## [THE TASK]
Set down every line of the data exactly, skipping the pictures.

(Interface dataset entries)
----------------------------------------

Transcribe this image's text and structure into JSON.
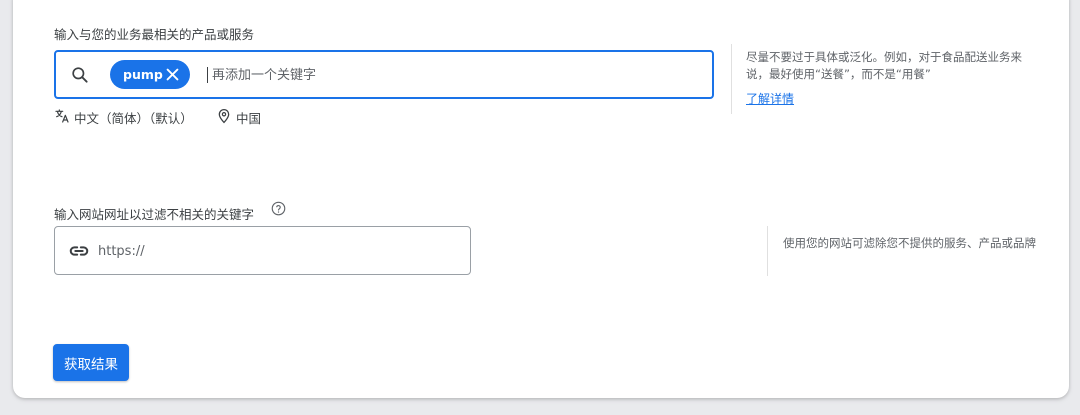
{
  "keyword_section": {
    "label": "输入与您的业务最相关的产品或服务",
    "chip_label": "pump",
    "input_placeholder": "再添加一个关键字",
    "language": "中文（简体）（默认）",
    "location": "中国",
    "hint": "尽量不要过于具体或泛化。例如，对于食品配送业务来说，最好使用“送餐”，而不是“用餐”",
    "learn_more": "了解详情"
  },
  "website_section": {
    "label": "输入网站网址以过滤不相关的关键字",
    "input_placeholder": "https://",
    "hint": "使用您的网站可滤除您不提供的服务、产品或品牌"
  },
  "actions": {
    "submit_label": "获取结果"
  },
  "colors": {
    "accent": "#1a73e8",
    "text": "#3c4043",
    "muted": "#5f6368",
    "page_background": "#e9eaed"
  },
  "icons": {
    "search": "search-icon",
    "chip_remove": "close-icon",
    "language": "translate-icon",
    "location": "location-pin-icon",
    "help": "help-circle-icon",
    "url": "link-icon"
  }
}
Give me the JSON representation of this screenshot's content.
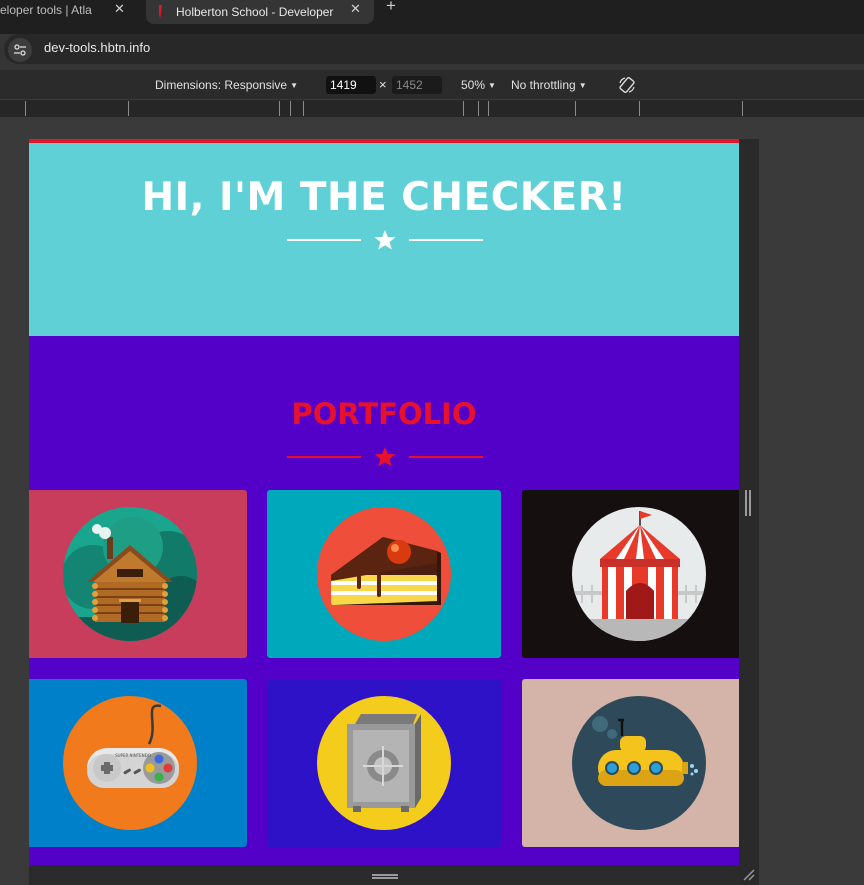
{
  "browser": {
    "tabs": [
      {
        "title": "eloper tools | Atla"
      },
      {
        "title": "Holberton School - Developer"
      }
    ],
    "new_tab_label": "+",
    "close_glyph": "✕",
    "url": "dev-tools.hbtn.info"
  },
  "devtools": {
    "dimensions_label": "Dimensions: Responsive",
    "width": "1419",
    "times": "×",
    "height": "1452",
    "zoom": "50%",
    "throttling": "No throttling",
    "rotate_icon": "rotate-icon"
  },
  "page": {
    "hero_title": "HI, I'M THE CHECKER!",
    "portfolio_title": "PORTFOLIO",
    "colors": {
      "hero_bg": "#5fd0d6",
      "portfolio_bg": "#5300c9",
      "accent_red": "#e8112d"
    },
    "cards": [
      {
        "icon": "log-cabin-icon",
        "bg": "#c83c5c"
      },
      {
        "icon": "cake-slice-icon",
        "bg": "#00a8bc"
      },
      {
        "icon": "circus-tent-icon",
        "bg": "#150f10"
      },
      {
        "icon": "game-controller-icon",
        "bg": "#0080c8"
      },
      {
        "icon": "safe-icon",
        "bg": "#2e12c8"
      },
      {
        "icon": "submarine-icon",
        "bg": "#d4b4a8"
      }
    ],
    "controller_brand": "SUPER NINTENDO"
  }
}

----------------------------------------

## [ANSWER FOR THIS EXERCISE]
Transcribe this image's text and structure into JSON.
{
  "keyword_section": {
    "label": "输入与您的业务最相关的产品或服务",
    "chip_label": "pump",
    "input_placeholder": "再添加一个关键字",
    "language": "中文（简体）（默认）",
    "location": "中国",
    "hint": "尽量不要过于具体或泛化。例如，对于食品配送业务来说，最好使用“送餐”，而不是“用餐”",
    "learn_more": "了解详情"
  },
  "website_section": {
    "label": "输入网站网址以过滤不相关的关键字",
    "input_placeholder": "https://",
    "hint": "使用您的网站可滤除您不提供的服务、产品或品牌"
  },
  "actions": {
    "submit_label": "获取结果"
  },
  "colors": {
    "accent": "#1a73e8",
    "text": "#3c4043",
    "muted": "#5f6368",
    "page_background": "#e9eaed"
  },
  "icons": {
    "search": "search-icon",
    "chip_remove": "close-icon",
    "language": "translate-icon",
    "location": "location-pin-icon",
    "help": "help-circle-icon",
    "url": "link-icon"
  }
}
Give me the JSON representation of this screenshot's content.
{
  "browser": {
    "tabs": [
      {
        "title": "eloper tools | Atla"
      },
      {
        "title": "Holberton School - Developer"
      }
    ],
    "new_tab_label": "+",
    "close_glyph": "✕",
    "url": "dev-tools.hbtn.info"
  },
  "devtools": {
    "dimensions_label": "Dimensions: Responsive",
    "width": "1419",
    "times": "×",
    "height": "1452",
    "zoom": "50%",
    "throttling": "No throttling",
    "rotate_icon": "rotate-icon"
  },
  "page": {
    "hero_title": "HI, I'M THE CHECKER!",
    "portfolio_title": "PORTFOLIO",
    "colors": {
      "hero_bg": "#5fd0d6",
      "portfolio_bg": "#5300c9",
      "accent_red": "#e8112d"
    },
    "cards": [
      {
        "icon": "log-cabin-icon",
        "bg": "#c83c5c"
      },
      {
        "icon": "cake-slice-icon",
        "bg": "#00a8bc"
      },
      {
        "icon": "circus-tent-icon",
        "bg": "#150f10"
      },
      {
        "icon": "game-controller-icon",
        "bg": "#0080c8"
      },
      {
        "icon": "safe-icon",
        "bg": "#2e12c8"
      },
      {
        "icon": "submarine-icon",
        "bg": "#d4b4a8"
      }
    ],
    "controller_brand": "SUPER NINTENDO"
  }
}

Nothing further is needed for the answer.